The Red Sox and star right fielder Mookie Betts intend to go to an arbitration hearing in February, and there were signs this was coming even a year ago.

Betts was the only arbitration-eligible player on the Red Sox who did not settle on a contract with the team on Friday, when a deadline arrived for all teams and arbitration-eligible players to exchange 2018 salary figures. Jackie Bradley Jr., Xander Bogaerts and Drew Pomeranz were the biggest names to avoid hearings.

Betts filed for a $10.5 million salary and the Red Sox filed at $7.5 million.  Betts and the Red Sox agreed previously that if no figure could be settled on by the Friday deadline, they would proceed to a hearing, assistant general manager Brian O'Halloran said. 

A three-person panel of arbitrators therefore is set to determine what Betts makes in 2018: either the $7.5 million figure the Sox filed or the $10.5 million figure Betts' camp submitted. The arbitrators won't settle on a midpoint for the parties. 

O'Halloran noted to the Globe there are no hard feelings involved.

Nonetheless, such a large gap would seem to provide incentive to settle. The parties technically could still decide to do so, but that would take a change of course from the present plan. The idea was to settle any time before Friday, and they did not. 

Betts is asking for near-record money for a first-year arbitration eligible player. Kris Bryant set the record Friday with a $10.85 million settlement.

The hearings can be difficult for player-team relations because teams have to make the case in front of the player that he is worth less money than he wants.

Betts, 25, hit .264, with 24 homers, 102 RBI, 25 stolen bases and a .803 OPS in 2017, numbers that fell from his American League MVP runner-up performance in 2016, but were nonetheless very strong and coupled with first-rate defense.

This offseason is Betts' first of arbitration eligibility. In the first three years of service time in a players' career, there's no recourse if you don't like the salary a team is offering. Teams can pay players anything at league minimum or above. 

The only option a player has in those first three years is to make a stand on principle: you can force the team to technically "renew" your salary, which notes to everyone that you did not agree to the salary. Betts and his agents did that in 2017 when the Sox paid him $950,000, a very high amount relative to most contract renewals.

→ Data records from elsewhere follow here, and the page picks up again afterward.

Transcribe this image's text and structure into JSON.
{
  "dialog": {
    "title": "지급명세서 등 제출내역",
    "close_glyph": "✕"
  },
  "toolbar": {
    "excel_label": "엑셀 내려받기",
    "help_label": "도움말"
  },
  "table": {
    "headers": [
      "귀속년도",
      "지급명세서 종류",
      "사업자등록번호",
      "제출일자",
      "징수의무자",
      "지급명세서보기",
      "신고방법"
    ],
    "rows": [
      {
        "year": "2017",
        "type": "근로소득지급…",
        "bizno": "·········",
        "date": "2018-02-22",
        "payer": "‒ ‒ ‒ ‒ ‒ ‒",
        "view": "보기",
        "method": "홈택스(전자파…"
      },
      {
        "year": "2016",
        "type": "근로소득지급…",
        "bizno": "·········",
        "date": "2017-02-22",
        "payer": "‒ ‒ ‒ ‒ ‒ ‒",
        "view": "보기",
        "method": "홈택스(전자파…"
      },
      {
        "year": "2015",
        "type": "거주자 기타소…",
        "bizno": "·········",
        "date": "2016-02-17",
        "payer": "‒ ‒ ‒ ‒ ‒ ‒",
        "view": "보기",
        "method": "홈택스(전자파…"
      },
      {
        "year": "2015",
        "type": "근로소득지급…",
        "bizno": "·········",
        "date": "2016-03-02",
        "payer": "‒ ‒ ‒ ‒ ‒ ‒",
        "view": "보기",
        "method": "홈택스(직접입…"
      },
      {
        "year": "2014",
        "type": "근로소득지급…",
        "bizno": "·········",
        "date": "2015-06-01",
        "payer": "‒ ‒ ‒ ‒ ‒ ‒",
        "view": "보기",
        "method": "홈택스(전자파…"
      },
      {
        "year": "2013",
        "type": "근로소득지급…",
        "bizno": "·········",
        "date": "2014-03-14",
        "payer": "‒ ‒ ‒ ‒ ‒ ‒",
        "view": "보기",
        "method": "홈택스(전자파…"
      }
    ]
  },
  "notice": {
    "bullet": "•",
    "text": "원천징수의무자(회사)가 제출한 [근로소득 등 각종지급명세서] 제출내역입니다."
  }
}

Some of the standard thinking behind forcing a team to renew a contract is that if an arbitration case comes up down the road — and one now looms for Betts — it's supposed to show the arbitrators that the player felt even in seasons past, he was underpaid.

Still, the Sox may have effectively combatted that perception by paying Betts almost $1 million on a renewal. Per USA Today, that $950,000 agreement in 2017 was "the second-highest one-year deal ever for a non-arbitration-eligible player with two-plus years of big league service." Mike Trout got $1 million in 2014.